Respected and worthy rivals on screen and best friends off it, Dilip Kumar poignantly recalled his relationship with Dev Anand after his death on 03 Dec 2011. Guest Post by Syed S Tauheed.
Deven Verma breathed his last today, 02 Dec 14 in Pune, but he is engraved, in the film psyche of the classicists, as the bumbling, hemp loving, dog faithful servant Bahadur (double role, 3rd Filmfare award) in Angoor and as the barber Murli Manohar, Aamir Khan’s father in Andaz Apna Apna, of the cultists.
Remembering Ace cinematographer V K Murthy on his birthday – 26 Nov. No video assist. No jibs. No DI. Only his eye and an unerring steady hand made the shy, slight of build, V. K. Murthy one of the topmost cinematographers of Bollywood.
Remembering Tun Tun on her death anniversary today. She has probably acted in more classics of Hindi cinema than any other heroine and was a Guru Dutt favorite – Aar Paar, Shri 420, Pyaasa, Kohinoor, Kagaz ke Phool, Ganga Jamuna, Kashmir ki Kali, Upkar and over 400 others.
In an era dominated by mythological/historical films, Baburao wagered everything to make Savkari Pash (1925), which can be described as India’s first social film. Based on the celebrated novel of Narayan Hari Apte and given the poverty infused rural atmosphere, Painter cast according to character and had actors playing the roles in tattered clothes and without makeup, another first. However, the extreme attention to detail and the technical finesse left nothing more to be desired.
As a special presentation on the doyen director V Shantaram’s birthday today (18-Nov), we reproduce an article written by him in January 1956 for Filmfare. Personalizing the age old conflict of art and commerce in cinema the world over, he cites anecdotes from his experience of donning the two hats on one head and the frustration of deciding what was best for the final product – the film.
Remembering the lion-heart Sohrab Modi (02 Nov 1897 – 28 Jan 1984) on his birthday. Through his towering talents, the essence of Indian stage and drama evolved to paint, on films, the glowing picture of our history and cultural heritage in a remarkable fashion.
Prabhat’s devotional films of the Thirties were as notable for their brave, progressive thought and reformist zeal as its audacious and rebellious social pictures directed by V. Shantaram. A fine example of this is ‘Sant Dnyaneshwar’ (1940), made in Hindi and Marathi, directed by V Damle and S Fatehlal from paperwork by Shivram Washiker.
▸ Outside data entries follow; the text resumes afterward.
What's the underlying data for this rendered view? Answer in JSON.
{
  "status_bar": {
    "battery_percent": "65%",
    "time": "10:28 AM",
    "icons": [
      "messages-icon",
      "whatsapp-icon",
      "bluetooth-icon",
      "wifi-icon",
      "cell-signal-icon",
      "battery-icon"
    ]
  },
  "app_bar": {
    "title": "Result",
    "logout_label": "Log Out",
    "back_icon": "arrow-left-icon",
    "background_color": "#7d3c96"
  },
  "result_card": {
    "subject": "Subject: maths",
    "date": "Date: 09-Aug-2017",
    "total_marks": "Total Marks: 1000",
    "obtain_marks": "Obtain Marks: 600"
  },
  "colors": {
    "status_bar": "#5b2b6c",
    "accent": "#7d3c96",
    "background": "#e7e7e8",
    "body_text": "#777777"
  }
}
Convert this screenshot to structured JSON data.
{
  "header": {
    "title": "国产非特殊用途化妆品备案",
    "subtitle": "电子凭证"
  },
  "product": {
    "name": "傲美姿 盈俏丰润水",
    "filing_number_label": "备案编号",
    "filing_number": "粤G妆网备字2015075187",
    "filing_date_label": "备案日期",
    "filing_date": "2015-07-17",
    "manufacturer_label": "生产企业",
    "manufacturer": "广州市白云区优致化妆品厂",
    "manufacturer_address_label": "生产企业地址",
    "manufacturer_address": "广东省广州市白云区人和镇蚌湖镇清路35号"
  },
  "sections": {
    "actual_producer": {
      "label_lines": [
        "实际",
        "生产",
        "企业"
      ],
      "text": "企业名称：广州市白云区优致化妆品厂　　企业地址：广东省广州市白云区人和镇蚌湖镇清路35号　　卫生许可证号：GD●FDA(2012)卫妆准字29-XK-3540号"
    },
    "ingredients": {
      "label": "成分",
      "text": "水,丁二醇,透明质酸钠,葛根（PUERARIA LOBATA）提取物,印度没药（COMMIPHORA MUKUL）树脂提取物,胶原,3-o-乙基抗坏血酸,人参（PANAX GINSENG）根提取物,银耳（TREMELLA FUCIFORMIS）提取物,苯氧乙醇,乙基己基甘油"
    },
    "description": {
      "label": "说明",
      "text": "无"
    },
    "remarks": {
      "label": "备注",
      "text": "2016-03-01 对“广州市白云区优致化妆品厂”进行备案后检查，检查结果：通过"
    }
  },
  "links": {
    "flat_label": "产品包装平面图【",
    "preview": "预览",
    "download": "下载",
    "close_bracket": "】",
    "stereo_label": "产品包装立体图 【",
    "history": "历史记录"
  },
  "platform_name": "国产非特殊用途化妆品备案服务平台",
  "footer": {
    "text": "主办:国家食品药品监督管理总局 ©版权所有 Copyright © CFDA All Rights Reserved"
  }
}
If Phalke brought mythologicals, Dhiren Ganguly introduced comedy to the Indian screen. Treating subjects closer to the times than Phalke, it’s inscrutable why Ganguly never really became the dominant film personality he was destined to be.